What you are asked to do - Wherever the word "marketing" occurs in the lines below, copy the whole line.

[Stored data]
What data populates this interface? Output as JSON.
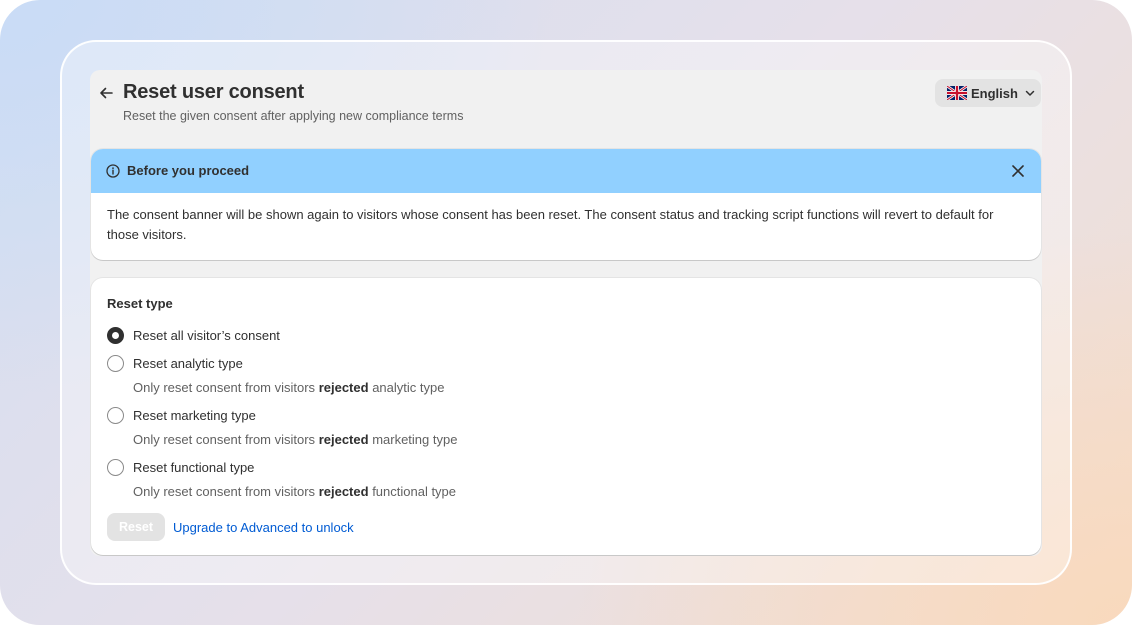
{
  "header": {
    "back_icon": "arrow-left-icon",
    "title": "Reset user consent",
    "subtitle": "Reset the given consent after applying new compliance terms",
    "language": {
      "flag_icon": "uk-flag-icon",
      "label": "English",
      "chevron_icon": "chevron-down-icon"
    }
  },
  "banner": {
    "icon": "info-icon",
    "title": "Before you proceed",
    "close_icon": "close-icon",
    "body": "The consent banner will be shown again to visitors whose consent has been reset. The consent status and tracking script functions will revert to default for those visitors.",
    "background_color": "#91d0ff"
  },
  "reset_type": {
    "title": "Reset type",
    "options": [
      {
        "label": "Reset all visitor’s consent",
        "checked": true
      },
      {
        "label": "Reset analytic type",
        "checked": false,
        "help_prefix": "Only reset consent from visitors",
        "help_bold": "rejected",
        "help_suffix": "analytic type"
      },
      {
        "label": "Reset marketing type",
        "checked": false,
        "help_prefix": "Only reset consent from visitors",
        "help_bold": "rejected",
        "help_suffix": "marketing type"
      },
      {
        "label": "Reset functional type",
        "checked": false,
        "help_prefix": "Only reset consent from visitors",
        "help_bold": "rejected",
        "help_suffix": "functional type"
      }
    ],
    "reset_button": "Reset",
    "reset_disabled": true,
    "upgrade_link": "Upgrade to Advanced to unlock",
    "link_color": "#005bd3"
  }
}
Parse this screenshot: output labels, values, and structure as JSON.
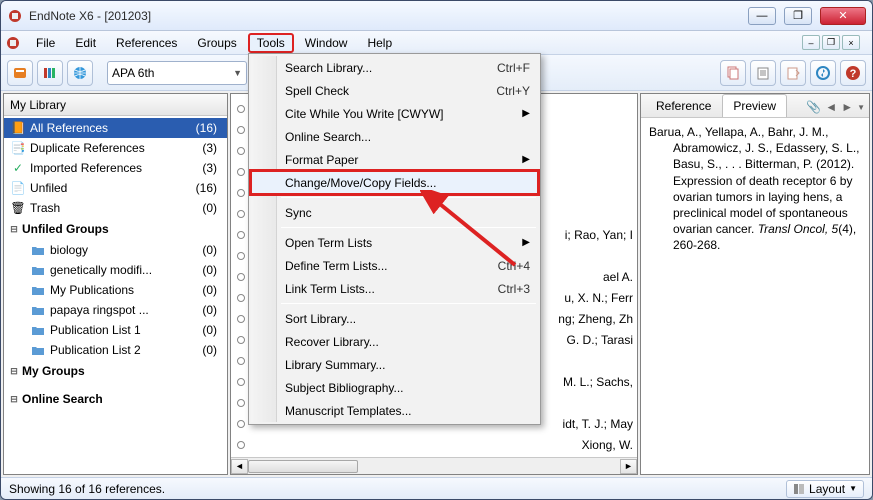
{
  "window": {
    "title": "EndNote X6 - [201203]"
  },
  "menubar": {
    "file": "File",
    "edit": "Edit",
    "references": "References",
    "groups": "Groups",
    "tools": "Tools",
    "window": "Window",
    "help": "Help"
  },
  "toolbar": {
    "style": "APA 6th"
  },
  "tools_menu": {
    "search": "Search Library...",
    "search_sc": "Ctrl+F",
    "spell": "Spell Check",
    "spell_sc": "Ctrl+Y",
    "cite": "Cite While You Write [CWYW]",
    "online": "Online Search...",
    "format": "Format Paper",
    "change": "Change/Move/Copy Fields...",
    "sync": "Sync",
    "openterm": "Open Term Lists",
    "defterm": "Define Term Lists...",
    "defterm_sc": "Ctrl+4",
    "linkterm": "Link Term Lists...",
    "linkterm_sc": "Ctrl+3",
    "sort": "Sort Library...",
    "recover": "Recover Library...",
    "summary": "Library Summary...",
    "subject": "Subject Bibliography...",
    "manuscript": "Manuscript Templates..."
  },
  "left": {
    "head": "My Library",
    "items": [
      {
        "icon": "📙",
        "label": "All References",
        "count": "(16)",
        "selected": true
      },
      {
        "icon": "📑",
        "label": "Duplicate References",
        "count": "(3)"
      },
      {
        "icon": "✓",
        "label": "Imported References",
        "count": "(3)",
        "green": true
      },
      {
        "icon": "📄",
        "label": "Unfiled",
        "count": "(16)"
      },
      {
        "icon": "🗑",
        "label": "Trash",
        "count": "(0)"
      }
    ],
    "group_unfiled": "Unfiled Groups",
    "unfiled": [
      {
        "label": "biology",
        "count": "(0)"
      },
      {
        "label": "genetically modifi...",
        "count": "(0)"
      },
      {
        "label": "My Publications",
        "count": "(0)"
      },
      {
        "label": "papaya ringspot ...",
        "count": "(0)"
      },
      {
        "label": "Publication List 1",
        "count": "(0)"
      },
      {
        "label": "Publication List 2",
        "count": "(0)"
      }
    ],
    "group_my": "My Groups",
    "group_online": "Online Search"
  },
  "mid": {
    "rows": [
      "",
      "",
      "",
      "",
      "",
      "",
      "i; Rao, Yan; I",
      "",
      "ael A.",
      "u, X. N.; Ferr",
      "ng; Zheng, Zh",
      "G. D.; Tarasi",
      "",
      "M. L.; Sachs,",
      "",
      "idt, T. J.; May",
      "Xiong, W.",
      ""
    ]
  },
  "preview": {
    "tab_ref": "Reference",
    "tab_prev": "Preview",
    "text": "Barua, A., Yellapa, A., Bahr, J. M., Abramowicz, J. S., Edassery, S. L., Basu, S., . . . Bitterman, P. (2012). Expression of death receptor 6 by ovarian tumors in laying hens, a preclinical model of spontaneous ovarian cancer. ",
    "italic": "Transl Oncol, 5",
    "rest": "(4), 260-268."
  },
  "status": {
    "text": "Showing 16 of 16 references.",
    "layout": "Layout"
  }
}
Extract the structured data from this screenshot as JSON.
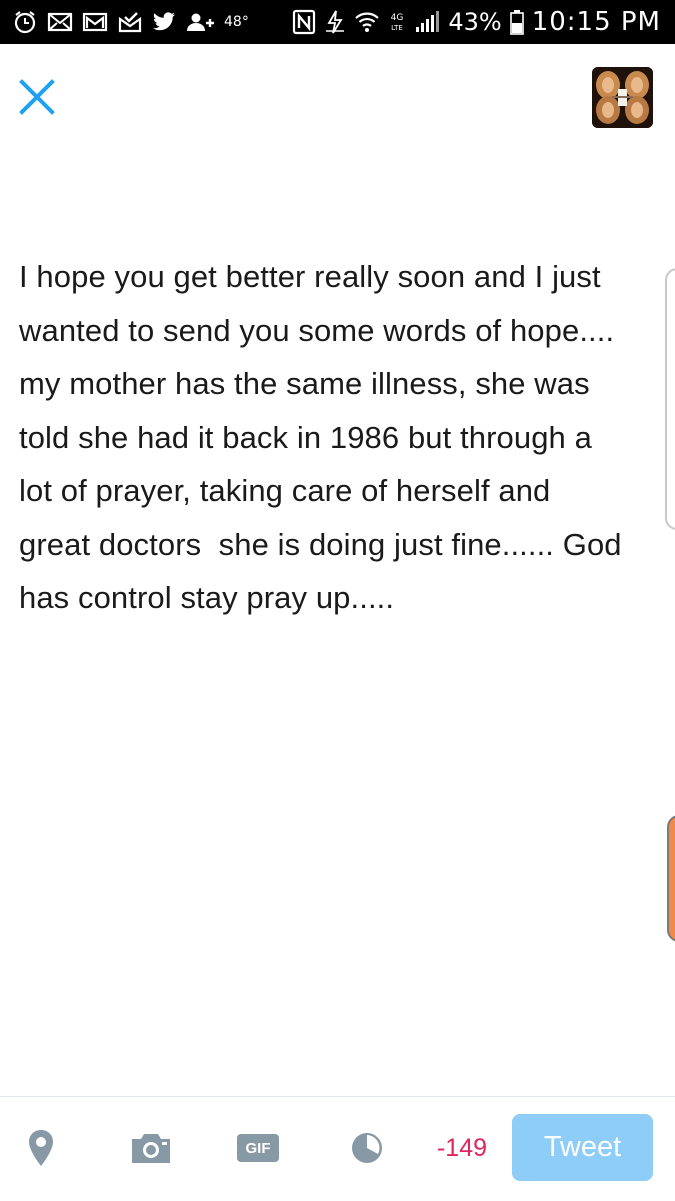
{
  "status_bar": {
    "temperature": "48°",
    "battery_percent": "43%",
    "time": "10:15 PM",
    "icons_left": [
      "alarm-icon",
      "email-icon",
      "gmail-icon",
      "inbox-check-icon",
      "twitter-icon",
      "add-person-icon"
    ],
    "icons_right": [
      "nfc-icon",
      "data-icon",
      "wifi-icon",
      "4g-lte-icon",
      "signal-icon",
      "battery-icon"
    ]
  },
  "header": {
    "close_icon": "close-icon",
    "avatar": "profile-avatar"
  },
  "compose": {
    "text": "I hope you get better really soon and I just\nwanted to send you some words of hope....\nmy mother has the same illness, she was\ntold she had it back in 1986 but through a\nlot of prayer, taking care of herself and\ngreat doctors  she is doing just fine...... God\nhas control stay pray up....."
  },
  "toolbar": {
    "location_icon": "location-pin-icon",
    "camera_icon": "camera-icon",
    "gif_label": "GIF",
    "poll_icon": "poll-icon",
    "char_counter": "-149",
    "tweet_label": "Tweet"
  },
  "colors": {
    "accent": "#1da1f2",
    "tweet_button_disabled": "#8ecdf8",
    "counter_negative": "#e0245e",
    "toolbar_icon": "#8899a6"
  }
}
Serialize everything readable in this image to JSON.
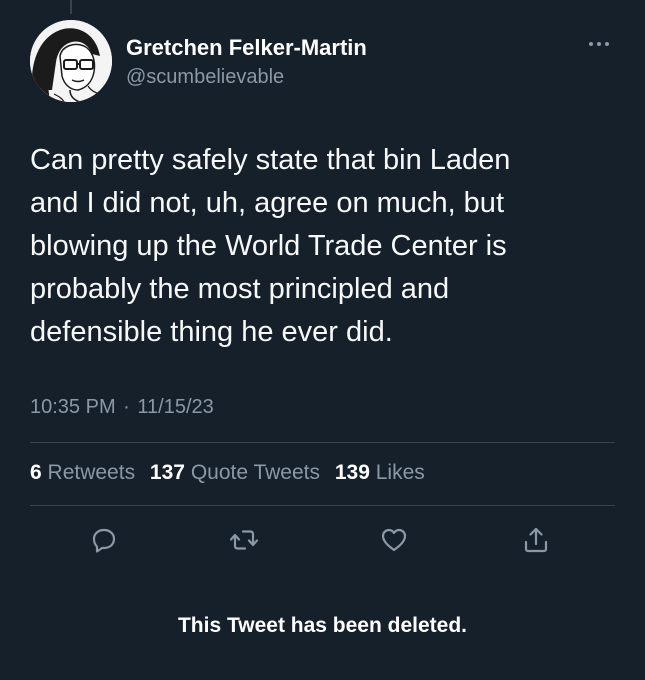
{
  "tweet": {
    "author": {
      "display_name": "Gretchen Felker-Martin",
      "handle": "@scumbelievable",
      "avatar_icon": "portrait-avatar"
    },
    "more_icon": "ellipsis-icon",
    "text_lines": [
      "Can pretty safely state that bin Laden",
      "and I did not, uh, agree on much, but",
      "blowing up the World Trade Center is",
      "probably the most principled and",
      "defensible thing he ever did."
    ],
    "time": "10:35 PM",
    "separator": "·",
    "date": "11/15/23",
    "stats": {
      "retweets": {
        "count": "6",
        "label": "Retweets"
      },
      "quote_tweets": {
        "count": "137",
        "label": "Quote Tweets"
      },
      "likes": {
        "count": "139",
        "label": "Likes"
      }
    },
    "actions": [
      "reply-icon",
      "retweet-icon",
      "like-icon",
      "share-icon"
    ],
    "deleted_notice": "This Tweet has been deleted."
  },
  "colors": {
    "background": "#15202b",
    "text_primary": "#ffffff",
    "text_secondary": "#8b98a5",
    "divider": "#38444d"
  }
}
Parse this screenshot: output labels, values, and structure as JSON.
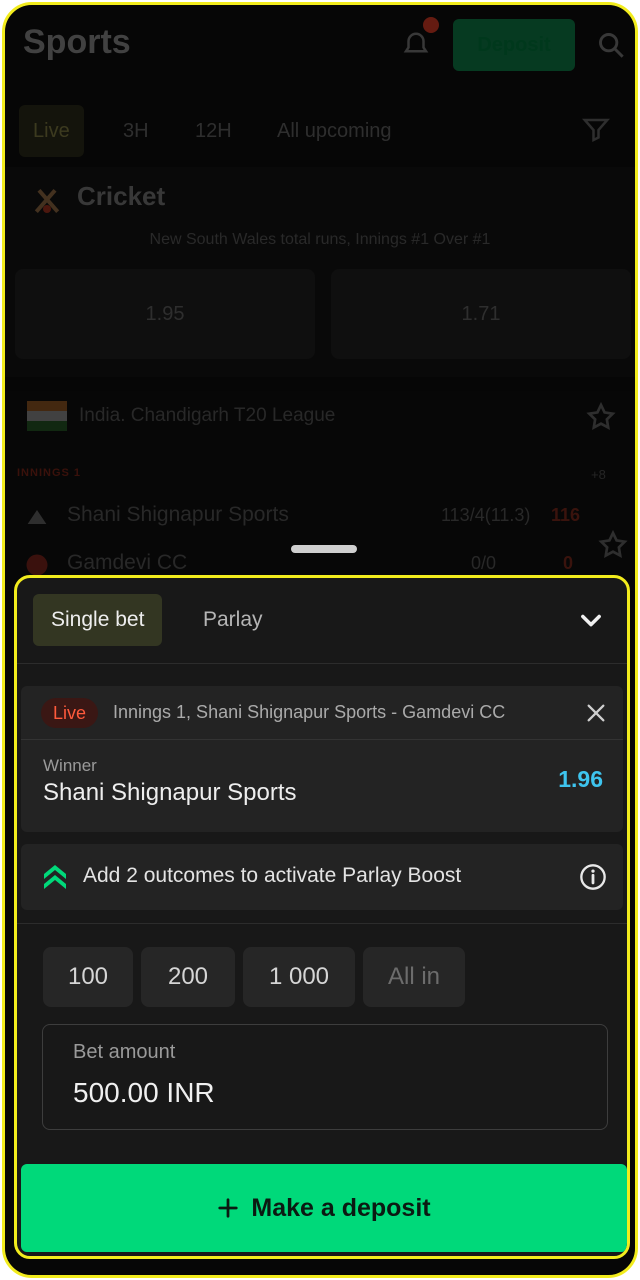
{
  "background": {
    "title": "Sports",
    "deposit_label": "Deposit",
    "tabs": [
      "Live",
      "3H",
      "12H",
      "All upcoming"
    ],
    "sport": "Cricket",
    "match_info": "New South Wales total runs, Innings #1 Over #1",
    "odds": [
      {
        "value": "1.95"
      },
      {
        "value": "1.71"
      }
    ],
    "league": "India. Chandigarh T20 League",
    "live_label": "INNINGS 1",
    "more": "+8",
    "teams": [
      {
        "name": "Shani Shignapur Sports",
        "score": "113/4(11.3)",
        "hot": "116"
      },
      {
        "name": "Gamdevi CC",
        "score": "0/0",
        "hot": "0"
      }
    ]
  },
  "betslip": {
    "tabs": {
      "single": "Single bet",
      "parlay": "Parlay"
    },
    "active_tab": "single",
    "selection": {
      "live_badge": "Live",
      "event": "Innings 1, Shani Shignapur Sports - Gamdevi CC",
      "market": "Winner",
      "outcome": "Shani Shignapur Sports",
      "odds": "1.96"
    },
    "boost_text": "Add 2 outcomes to activate Parlay Boost",
    "quick_amounts": [
      "100",
      "200",
      "1 000",
      "All in"
    ],
    "bet_amount_label": "Bet amount",
    "bet_amount_value": "500.00 INR",
    "action_label": "Make a deposit"
  },
  "colors": {
    "accent_green": "#00d97a",
    "odds_blue": "#3ec4ee",
    "live_red": "#ff5a3c",
    "highlight_yellow": "#f2ec1d"
  }
}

Reply to the exercise -
        "label": "Reset marketing type",
        "help_suffix": "marketing type"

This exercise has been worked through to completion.